» **DIRECTIONS FOR THIS TASK**: To complete the exercise, write out all the data exactly.

» **LISTED ENTRIES**:

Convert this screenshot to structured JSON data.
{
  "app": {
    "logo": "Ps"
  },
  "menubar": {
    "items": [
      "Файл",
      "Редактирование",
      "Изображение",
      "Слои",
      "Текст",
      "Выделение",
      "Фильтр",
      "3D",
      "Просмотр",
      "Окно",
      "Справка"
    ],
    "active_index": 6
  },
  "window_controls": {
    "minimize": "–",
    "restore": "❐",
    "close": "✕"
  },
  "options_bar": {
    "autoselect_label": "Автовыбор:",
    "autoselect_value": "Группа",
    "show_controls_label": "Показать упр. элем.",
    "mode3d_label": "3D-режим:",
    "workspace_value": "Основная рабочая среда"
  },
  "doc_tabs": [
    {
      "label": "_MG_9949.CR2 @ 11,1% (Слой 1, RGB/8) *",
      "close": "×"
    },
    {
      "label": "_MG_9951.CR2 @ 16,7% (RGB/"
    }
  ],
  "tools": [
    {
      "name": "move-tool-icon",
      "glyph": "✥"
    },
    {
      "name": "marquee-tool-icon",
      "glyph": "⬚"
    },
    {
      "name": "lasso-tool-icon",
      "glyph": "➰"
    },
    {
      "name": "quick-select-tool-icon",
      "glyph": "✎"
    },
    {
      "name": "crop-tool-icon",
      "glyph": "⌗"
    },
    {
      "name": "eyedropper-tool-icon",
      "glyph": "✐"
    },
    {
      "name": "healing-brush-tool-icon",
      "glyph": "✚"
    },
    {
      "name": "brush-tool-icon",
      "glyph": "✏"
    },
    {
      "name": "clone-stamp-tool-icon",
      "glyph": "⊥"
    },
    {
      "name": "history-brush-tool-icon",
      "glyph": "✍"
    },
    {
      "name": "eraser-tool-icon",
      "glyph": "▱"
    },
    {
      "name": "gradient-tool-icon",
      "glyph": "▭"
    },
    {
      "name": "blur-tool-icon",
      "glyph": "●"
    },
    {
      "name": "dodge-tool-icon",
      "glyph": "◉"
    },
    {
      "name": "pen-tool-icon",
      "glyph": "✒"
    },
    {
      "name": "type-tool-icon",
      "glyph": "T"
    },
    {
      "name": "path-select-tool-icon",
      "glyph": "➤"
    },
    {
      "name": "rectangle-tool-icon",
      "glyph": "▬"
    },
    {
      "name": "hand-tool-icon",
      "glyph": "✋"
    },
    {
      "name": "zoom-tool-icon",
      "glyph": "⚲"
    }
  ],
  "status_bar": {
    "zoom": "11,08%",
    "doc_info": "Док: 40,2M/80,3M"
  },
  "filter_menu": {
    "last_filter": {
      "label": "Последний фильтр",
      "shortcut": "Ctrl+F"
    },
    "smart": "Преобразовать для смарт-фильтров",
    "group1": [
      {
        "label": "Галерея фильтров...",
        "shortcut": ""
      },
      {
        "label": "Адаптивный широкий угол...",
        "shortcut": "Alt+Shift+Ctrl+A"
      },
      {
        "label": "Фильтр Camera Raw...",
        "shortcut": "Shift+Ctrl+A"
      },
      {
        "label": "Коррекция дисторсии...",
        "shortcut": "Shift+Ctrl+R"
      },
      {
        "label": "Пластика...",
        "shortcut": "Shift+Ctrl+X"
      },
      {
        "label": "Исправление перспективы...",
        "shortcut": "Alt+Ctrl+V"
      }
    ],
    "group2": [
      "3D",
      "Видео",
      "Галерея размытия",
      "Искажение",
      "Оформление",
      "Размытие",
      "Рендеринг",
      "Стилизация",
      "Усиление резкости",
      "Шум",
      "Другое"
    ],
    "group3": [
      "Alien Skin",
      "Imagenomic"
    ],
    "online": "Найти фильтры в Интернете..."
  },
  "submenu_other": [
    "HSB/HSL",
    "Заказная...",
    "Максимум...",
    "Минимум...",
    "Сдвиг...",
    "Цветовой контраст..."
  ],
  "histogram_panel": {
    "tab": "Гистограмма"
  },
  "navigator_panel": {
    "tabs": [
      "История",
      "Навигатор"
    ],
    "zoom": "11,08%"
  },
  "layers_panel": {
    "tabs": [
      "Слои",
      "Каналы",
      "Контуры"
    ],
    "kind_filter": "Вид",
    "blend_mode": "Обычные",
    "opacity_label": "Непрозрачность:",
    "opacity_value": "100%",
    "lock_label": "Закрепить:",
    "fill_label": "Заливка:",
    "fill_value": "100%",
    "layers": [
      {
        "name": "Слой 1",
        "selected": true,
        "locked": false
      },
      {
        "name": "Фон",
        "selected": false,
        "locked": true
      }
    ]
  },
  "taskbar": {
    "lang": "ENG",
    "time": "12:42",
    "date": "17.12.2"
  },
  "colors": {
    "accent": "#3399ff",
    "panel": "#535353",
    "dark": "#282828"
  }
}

» **ANSWER FOR THIS EXERCISE**:
Convert this screenshot to structured JSON data.
{
  "app": {
    "logo": "Ps"
  },
  "menubar": {
    "items": [
      "Файл",
      "Редактирование",
      "Изображение",
      "Слои",
      "Текст",
      "Выделение",
      "Фильтр",
      "3D",
      "Просмотр",
      "Окно",
      "Справка"
    ],
    "active_index": 6
  },
  "window_controls": {
    "minimize": "–",
    "restore": "❐",
    "close": "✕"
  },
  "options_bar": {
    "autoselect_label": "Автовыбор:",
    "autoselect_value": "Группа",
    "show_controls_label": "Показать упр. элем.",
    "mode3d_label": "3D-режим:",
    "workspace_value": "Основная рабочая среда"
  },
  "doc_tabs": [
    {
      "label": "_MG_9949.CR2 @ 11,1% (Слой 1, RGB/8) *",
      "close": "×"
    },
    {
      "label": "_MG_9951.CR2 @ 16,7% (RGB/"
    }
  ],
  "tools": [
    {
      "name": "move-tool-icon",
      "glyph": "✥"
    },
    {
      "name": "marquee-tool-icon",
      "glyph": "⬚"
    },
    {
      "name": "lasso-tool-icon",
      "glyph": "➰"
    },
    {
      "name": "quick-select-tool-icon",
      "glyph": "✎"
    },
    {
      "name": "crop-tool-icon",
      "glyph": "⌗"
    },
    {
      "name": "eyedropper-tool-icon",
      "glyph": "✐"
    },
    {
      "name": "healing-brush-tool-icon",
      "glyph": "✚"
    },
    {
      "name": "brush-tool-icon",
      "glyph": "✏"
    },
    {
      "name": "clone-stamp-tool-icon",
      "glyph": "⊥"
    },
    {
      "name": "history-brush-tool-icon",
      "glyph": "✍"
    },
    {
      "name": "eraser-tool-icon",
      "glyph": "▱"
    },
    {
      "name": "gradient-tool-icon",
      "glyph": "▭"
    },
    {
      "name": "blur-tool-icon",
      "glyph": "●"
    },
    {
      "name": "dodge-tool-icon",
      "glyph": "◉"
    },
    {
      "name": "pen-tool-icon",
      "glyph": "✒"
    },
    {
      "name": "type-tool-icon",
      "glyph": "T"
    },
    {
      "name": "path-select-tool-icon",
      "glyph": "➤"
    },
    {
      "name": "rectangle-tool-icon",
      "glyph": "▬"
    },
    {
      "name": "hand-tool-icon",
      "glyph": "✋"
    },
    {
      "name": "zoom-tool-icon",
      "glyph": "⚲"
    }
  ],
  "status_bar": {
    "zoom": "11,08%",
    "doc_info": "Док: 40,2M/80,3M"
  },
  "filter_menu": {
    "last_filter": {
      "label": "Последний фильтр",
      "shortcut": "Ctrl+F"
    },
    "smart": "Преобразовать для смарт-фильтров",
    "group1": [
      {
        "label": "Галерея фильтров...",
        "shortcut": ""
      },
      {
        "label": "Адаптивный широкий угол...",
        "shortcut": "Alt+Shift+Ctrl+A"
      },
      {
        "label": "Фильтр Camera Raw...",
        "shortcut": "Shift+Ctrl+A"
      },
      {
        "label": "Коррекция дисторсии...",
        "shortcut": "Shift+Ctrl+R"
      },
      {
        "label": "Пластика...",
        "shortcut": "Shift+Ctrl+X"
      },
      {
        "label": "Исправление перспективы...",
        "shortcut": "Alt+Ctrl+V"
      }
    ],
    "group2": [
      "3D",
      "Видео",
      "Галерея размытия",
      "Искажение",
      "Оформление",
      "Размытие",
      "Рендеринг",
      "Стилизация",
      "Усиление резкости",
      "Шум",
      "Другое"
    ],
    "group3": [
      "Alien Skin",
      "Imagenomic"
    ],
    "online": "Найти фильтры в Интернете..."
  },
  "submenu_other": [
    "HSB/HSL",
    "Заказная...",
    "Максимум...",
    "Минимум...",
    "Сдвиг...",
    "Цветовой контраст..."
  ],
  "histogram_panel": {
    "tab": "Гистограмма"
  },
  "navigator_panel": {
    "tabs": [
      "История",
      "Навигатор"
    ],
    "zoom": "11,08%"
  },
  "layers_panel": {
    "tabs": [
      "Слои",
      "Каналы",
      "Контуры"
    ],
    "kind_filter": "Вид",
    "blend_mode": "Обычные",
    "opacity_label": "Непрозрачность:",
    "opacity_value": "100%",
    "lock_label": "Закрепить:",
    "fill_label": "Заливка:",
    "fill_value": "100%",
    "layers": [
      {
        "name": "Слой 1",
        "selected": true,
        "locked": false
      },
      {
        "name": "Фон",
        "selected": false,
        "locked": true
      }
    ]
  },
  "taskbar": {
    "lang": "ENG",
    "time": "12:42",
    "date": "17.12.2"
  },
  "colors": {
    "accent": "#3399ff",
    "panel": "#535353",
    "dark": "#282828"
  }
}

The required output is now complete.